The Alabama Medical Cannabis commission held its first official meeting on September 1, 2021, in which the board’s chairman expressed concern that the rollout of the Alabama medical cannabis program may take longer than expected.
During the first meeting of the 14-member commission, Dr. Steven Stokes tried to establish a timeline for how soon treatment with medical marijuana will be available in Alabama.
“I was hoping next spring,” Stokes said.
However Patrick Moody, the deputy commissioner for the Alabama Department of Agriculture, has said that Alabama medical cannabis growers should not expect to receive their licenses until September 2022.
Accounting for the time it would take growers to produce a harvest after receiving a license with indoor facilities, Alabama medical cannabis likely won’t be available to consumers until 2023.
The medical cannabis commission has a deadline of Sept. 1, 2022 to set up the rules to implement the program and issue licenses to cultivators, processors, transporters, testing laboratories, and dispensaries. The Alabama Department of Agriculture and Industries will regulate the cultivators.

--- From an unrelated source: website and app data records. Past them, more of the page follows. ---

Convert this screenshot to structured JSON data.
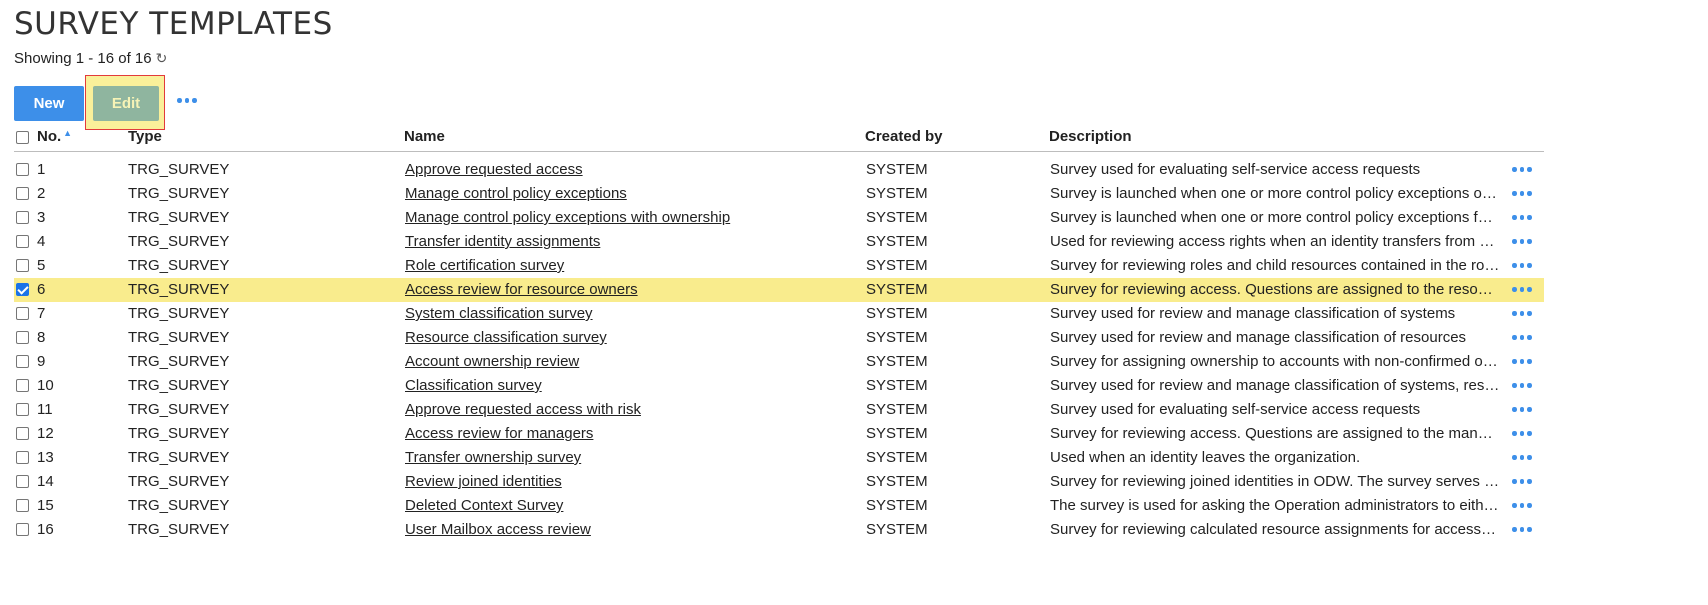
{
  "page": {
    "title": "SURVEY TEMPLATES",
    "showing": "Showing 1 - 16 of 16",
    "refresh_icon": "↻"
  },
  "toolbar": {
    "new_label": "New",
    "edit_label": "Edit"
  },
  "table": {
    "headers": {
      "no": "No.",
      "sort_icon": "▲",
      "type": "Type",
      "name": "Name",
      "created_by": "Created by",
      "description": "Description"
    },
    "rows": [
      {
        "no": "1",
        "type": "TRG_SURVEY",
        "name": "Approve requested access",
        "created_by": "SYSTEM",
        "description": "Survey used for evaluating self-service access requests",
        "checked": false
      },
      {
        "no": "2",
        "type": "TRG_SURVEY",
        "name": "Manage control policy exceptions",
        "created_by": "SYSTEM",
        "description": "Survey is launched when one or more control policy exceptions occu...",
        "checked": false
      },
      {
        "no": "3",
        "type": "TRG_SURVEY",
        "name": "Manage control policy exceptions with ownership",
        "created_by": "SYSTEM",
        "description": "Survey is launched when one or more control policy exceptions for p...",
        "checked": false
      },
      {
        "no": "4",
        "type": "TRG_SURVEY",
        "name": "Transfer identity assignments",
        "created_by": "SYSTEM",
        "description": "Used for reviewing access rights when an identity transfers from one...",
        "checked": false
      },
      {
        "no": "5",
        "type": "TRG_SURVEY",
        "name": "Role certification survey",
        "created_by": "SYSTEM",
        "description": "Survey for reviewing roles and child resources contained in the roles.",
        "checked": false
      },
      {
        "no": "6",
        "type": "TRG_SURVEY",
        "name": "Access review for resource owners",
        "created_by": "SYSTEM",
        "description": "Survey for reviewing access. Questions are assigned to the resource ...",
        "checked": true
      },
      {
        "no": "7",
        "type": "TRG_SURVEY",
        "name": "System classification survey",
        "created_by": "SYSTEM",
        "description": "Survey used for review and manage classification of systems",
        "checked": false
      },
      {
        "no": "8",
        "type": "TRG_SURVEY",
        "name": "Resource classification survey",
        "created_by": "SYSTEM",
        "description": "Survey used for review and manage classification of resources",
        "checked": false
      },
      {
        "no": "9",
        "type": "TRG_SURVEY",
        "name": "Account ownership review",
        "created_by": "SYSTEM",
        "description": "Survey for assigning ownership to accounts with non-confirmed own...",
        "checked": false
      },
      {
        "no": "10",
        "type": "TRG_SURVEY",
        "name": "Classification survey",
        "created_by": "SYSTEM",
        "description": "Survey used for review and manage classification of systems, resourc...",
        "checked": false
      },
      {
        "no": "11",
        "type": "TRG_SURVEY",
        "name": "Approve requested access with risk",
        "created_by": "SYSTEM",
        "description": "Survey used for evaluating self-service access requests",
        "checked": false
      },
      {
        "no": "12",
        "type": "TRG_SURVEY",
        "name": "Access review for managers",
        "created_by": "SYSTEM",
        "description": "Survey for reviewing access. Questions are assigned to the managers...",
        "checked": false
      },
      {
        "no": "13",
        "type": "TRG_SURVEY",
        "name": "Transfer ownership survey",
        "created_by": "SYSTEM",
        "description": "Used when an identity leaves the organization.",
        "checked": false
      },
      {
        "no": "14",
        "type": "TRG_SURVEY",
        "name": "Review joined identities",
        "created_by": "SYSTEM",
        "description": "Survey for reviewing joined identities in ODW. The survey serves the ...",
        "checked": false
      },
      {
        "no": "15",
        "type": "TRG_SURVEY",
        "name": "Deleted Context Survey",
        "created_by": "SYSTEM",
        "description": "The survey is used for asking the Operation administrators to either ...",
        "checked": false
      },
      {
        "no": "16",
        "type": "TRG_SURVEY",
        "name": "User Mailbox access review",
        "created_by": "SYSTEM",
        "description": "Survey for reviewing calculated resource assignments for access to E...",
        "checked": false
      }
    ]
  },
  "colors": {
    "accent": "#3d8fe9",
    "selected_row": "#f9ec8d",
    "edit_button": "#8fb59f"
  }
}
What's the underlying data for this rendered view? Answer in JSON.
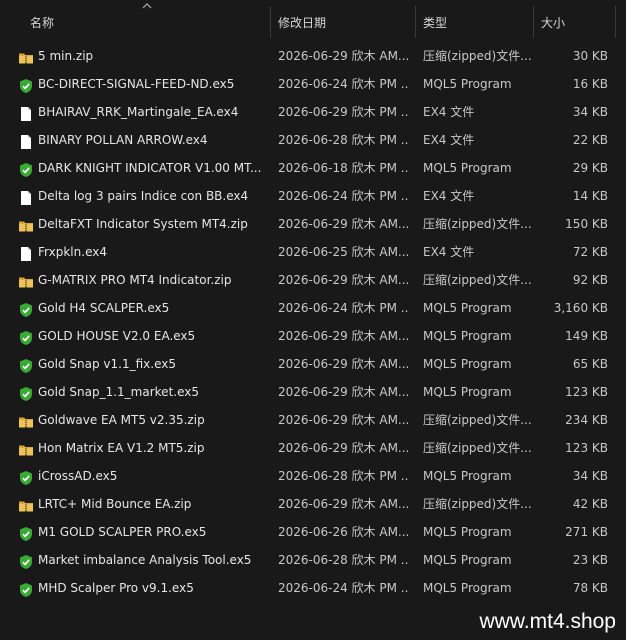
{
  "columns": {
    "name": "名称",
    "date": "修改日期",
    "type": "类型",
    "size": "大小"
  },
  "files": [
    {
      "name": "5 min.zip",
      "date": "2026-06-29 欣木 AM...",
      "type": "压缩(zipped)文件...",
      "size": "30 KB",
      "icon": "zip-folder-icon"
    },
    {
      "name": "BC-DIRECT-SIGNAL-FEED-ND.ex5",
      "date": "2026-06-24 欣木 PM ...",
      "type": "MQL5 Program",
      "size": "16 KB",
      "icon": "mql5-program-icon"
    },
    {
      "name": "BHAIRAV_RRK_Martingale_EA.ex4",
      "date": "2026-06-29 欣木 PM ...",
      "type": "EX4 文件",
      "size": "34 KB",
      "icon": "file-icon"
    },
    {
      "name": "BINARY POLLAN ARROW.ex4",
      "date": "2026-06-28 欣木 PM ...",
      "type": "EX4 文件",
      "size": "22 KB",
      "icon": "file-icon"
    },
    {
      "name": "DARK KNIGHT INDICATOR V1.00 MT...",
      "date": "2026-06-18 欣木 PM ...",
      "type": "MQL5 Program",
      "size": "29 KB",
      "icon": "mql5-program-icon"
    },
    {
      "name": "Delta log 3 pairs  Indice con BB.ex4",
      "date": "2026-06-24 欣木 PM ...",
      "type": "EX4 文件",
      "size": "14 KB",
      "icon": "file-icon"
    },
    {
      "name": "DeltaFXT Indicator System MT4.zip",
      "date": "2026-06-29 欣木 AM...",
      "type": "压缩(zipped)文件...",
      "size": "150 KB",
      "icon": "zip-folder-icon"
    },
    {
      "name": "Frxpkln.ex4",
      "date": "2026-06-25 欣木 AM...",
      "type": "EX4 文件",
      "size": "72 KB",
      "icon": "file-icon"
    },
    {
      "name": "G-MATRIX PRO MT4 Indicator.zip",
      "date": "2026-06-29 欣木 AM...",
      "type": "压缩(zipped)文件...",
      "size": "92 KB",
      "icon": "zip-folder-icon"
    },
    {
      "name": "Gold H4 SCALPER.ex5",
      "date": "2026-06-24 欣木 PM ...",
      "type": "MQL5 Program",
      "size": "3,160 KB",
      "icon": "mql5-program-icon"
    },
    {
      "name": "GOLD HOUSE V2.0 EA.ex5",
      "date": "2026-06-29 欣木 AM...",
      "type": "MQL5 Program",
      "size": "149 KB",
      "icon": "mql5-program-icon"
    },
    {
      "name": "Gold Snap v1.1_fix.ex5",
      "date": "2026-06-29 欣木 AM...",
      "type": "MQL5 Program",
      "size": "65 KB",
      "icon": "mql5-program-icon"
    },
    {
      "name": "Gold Snap_1.1_market.ex5",
      "date": "2026-06-29 欣木 AM...",
      "type": "MQL5 Program",
      "size": "123 KB",
      "icon": "mql5-program-icon"
    },
    {
      "name": "Goldwave EA MT5 v2.35.zip",
      "date": "2026-06-29 欣木 AM...",
      "type": "压缩(zipped)文件...",
      "size": "234 KB",
      "icon": "zip-folder-icon"
    },
    {
      "name": "Hon Matrix EA V1.2 MT5.zip",
      "date": "2026-06-29 欣木 AM...",
      "type": "压缩(zipped)文件...",
      "size": "123 KB",
      "icon": "zip-folder-icon"
    },
    {
      "name": "iCrossAD.ex5",
      "date": "2026-06-28 欣木 PM ...",
      "type": "MQL5 Program",
      "size": "34 KB",
      "icon": "mql5-program-icon"
    },
    {
      "name": "LRTC+ Mid Bounce EA.zip",
      "date": "2026-06-29 欣木 AM...",
      "type": "压缩(zipped)文件...",
      "size": "42 KB",
      "icon": "zip-folder-icon"
    },
    {
      "name": "M1 GOLD SCALPER PRO.ex5",
      "date": "2026-06-26 欣木 AM...",
      "type": "MQL5 Program",
      "size": "271 KB",
      "icon": "mql5-program-icon"
    },
    {
      "name": "Market imbalance Analysis Tool.ex5",
      "date": "2026-06-28 欣木 PM ...",
      "type": "MQL5 Program",
      "size": "23 KB",
      "icon": "mql5-program-icon"
    },
    {
      "name": "MHD Scalper Pro v9.1.ex5",
      "date": "2026-06-24 欣木 PM ...",
      "type": "MQL5 Program",
      "size": "78 KB",
      "icon": "mql5-program-icon"
    }
  ],
  "watermark": "www.mt4.shop",
  "colors": {
    "background": "#191919",
    "zip_folder": "#e8b94a",
    "mql5_shield": "#3aaa35",
    "file": "#ffffff"
  }
}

But without any medical cannabis to sell, dispensaries will struggle to open their days on day one. Additionally, physicians who will prescribe Alabama medical cannabis must also go through a training program, which will likely keep some physicians from participating.
In addition to the medical cannabis program being pushed back, the state’s hemp industry has been struggling as well.
The industrial hemp program in Alabama started with 600 hemp growers and is now down to only 200 farms. The majority of Alabama’s hemp is grown outdoors, which has led to a rise in plant theft.
The cannabis commission has taken note of this and will require Alabama medical cannabis to be grown indoors or in a greenhouse for greater security. The chairmen of the board has also mentioned the possibility of introducing more legislation to help speed up the process.